___ Material to process ___
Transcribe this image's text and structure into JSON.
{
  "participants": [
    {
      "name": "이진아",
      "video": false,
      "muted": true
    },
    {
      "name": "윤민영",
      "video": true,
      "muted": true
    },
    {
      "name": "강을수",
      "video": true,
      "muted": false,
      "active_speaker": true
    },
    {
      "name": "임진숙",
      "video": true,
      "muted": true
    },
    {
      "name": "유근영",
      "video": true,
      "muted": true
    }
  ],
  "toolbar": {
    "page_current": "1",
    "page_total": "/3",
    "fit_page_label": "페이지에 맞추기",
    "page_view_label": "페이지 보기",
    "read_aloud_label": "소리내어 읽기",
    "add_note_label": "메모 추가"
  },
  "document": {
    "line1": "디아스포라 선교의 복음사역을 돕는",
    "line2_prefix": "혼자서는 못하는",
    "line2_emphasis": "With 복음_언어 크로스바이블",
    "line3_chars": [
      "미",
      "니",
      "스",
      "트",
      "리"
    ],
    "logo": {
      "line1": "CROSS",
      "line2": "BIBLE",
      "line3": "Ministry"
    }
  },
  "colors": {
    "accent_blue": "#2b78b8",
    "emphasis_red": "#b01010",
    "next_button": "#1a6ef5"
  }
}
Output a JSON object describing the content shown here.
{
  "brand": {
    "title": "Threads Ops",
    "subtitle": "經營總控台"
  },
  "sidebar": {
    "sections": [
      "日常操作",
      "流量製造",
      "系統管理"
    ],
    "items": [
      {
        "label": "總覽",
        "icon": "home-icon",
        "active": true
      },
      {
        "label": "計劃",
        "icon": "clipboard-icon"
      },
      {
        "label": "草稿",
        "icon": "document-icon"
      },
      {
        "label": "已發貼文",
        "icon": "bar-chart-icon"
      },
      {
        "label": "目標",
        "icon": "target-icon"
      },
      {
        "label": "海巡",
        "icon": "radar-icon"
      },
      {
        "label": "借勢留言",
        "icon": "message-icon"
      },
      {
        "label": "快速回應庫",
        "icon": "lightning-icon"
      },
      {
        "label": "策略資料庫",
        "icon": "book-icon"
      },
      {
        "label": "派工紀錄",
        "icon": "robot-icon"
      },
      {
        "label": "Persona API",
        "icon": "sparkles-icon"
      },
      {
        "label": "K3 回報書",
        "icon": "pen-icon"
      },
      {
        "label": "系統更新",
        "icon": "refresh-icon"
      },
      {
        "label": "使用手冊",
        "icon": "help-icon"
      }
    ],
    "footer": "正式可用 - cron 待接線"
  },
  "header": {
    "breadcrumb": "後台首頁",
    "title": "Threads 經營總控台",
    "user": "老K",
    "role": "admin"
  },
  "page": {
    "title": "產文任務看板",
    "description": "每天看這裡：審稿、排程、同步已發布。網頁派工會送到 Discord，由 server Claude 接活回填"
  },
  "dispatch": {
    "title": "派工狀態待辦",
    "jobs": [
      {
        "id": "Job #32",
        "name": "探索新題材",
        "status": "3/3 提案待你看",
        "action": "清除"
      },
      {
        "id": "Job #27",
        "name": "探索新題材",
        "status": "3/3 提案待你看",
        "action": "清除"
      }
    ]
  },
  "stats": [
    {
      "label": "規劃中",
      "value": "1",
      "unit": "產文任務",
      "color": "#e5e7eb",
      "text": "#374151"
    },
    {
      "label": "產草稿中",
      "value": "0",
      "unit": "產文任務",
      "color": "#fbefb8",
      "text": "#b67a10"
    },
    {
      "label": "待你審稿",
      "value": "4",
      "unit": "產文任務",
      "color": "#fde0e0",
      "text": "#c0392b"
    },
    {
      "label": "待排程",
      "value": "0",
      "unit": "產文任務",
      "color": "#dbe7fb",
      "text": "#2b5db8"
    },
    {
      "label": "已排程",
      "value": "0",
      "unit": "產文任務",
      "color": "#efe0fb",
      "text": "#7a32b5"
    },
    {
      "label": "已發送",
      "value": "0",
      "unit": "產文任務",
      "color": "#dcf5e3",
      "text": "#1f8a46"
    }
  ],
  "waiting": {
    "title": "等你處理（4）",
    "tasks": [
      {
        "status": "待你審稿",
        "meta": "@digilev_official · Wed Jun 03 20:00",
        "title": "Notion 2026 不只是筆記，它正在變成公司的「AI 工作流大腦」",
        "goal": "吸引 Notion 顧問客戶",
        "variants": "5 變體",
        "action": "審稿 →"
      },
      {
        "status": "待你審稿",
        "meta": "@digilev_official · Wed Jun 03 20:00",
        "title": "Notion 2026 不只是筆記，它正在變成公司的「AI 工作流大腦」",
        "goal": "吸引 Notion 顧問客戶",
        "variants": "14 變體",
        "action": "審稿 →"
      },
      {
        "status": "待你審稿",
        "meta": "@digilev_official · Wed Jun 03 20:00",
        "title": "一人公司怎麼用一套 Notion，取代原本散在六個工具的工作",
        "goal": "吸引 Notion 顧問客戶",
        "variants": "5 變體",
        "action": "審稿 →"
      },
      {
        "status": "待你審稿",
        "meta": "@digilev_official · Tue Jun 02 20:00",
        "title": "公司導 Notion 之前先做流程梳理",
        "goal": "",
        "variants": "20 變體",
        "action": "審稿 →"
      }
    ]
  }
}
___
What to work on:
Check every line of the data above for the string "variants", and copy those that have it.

Response below:
        "variants": "5 變體",
        "variants": "14 變體",
        "variants": "5 變體",
        "variants": "20 變體",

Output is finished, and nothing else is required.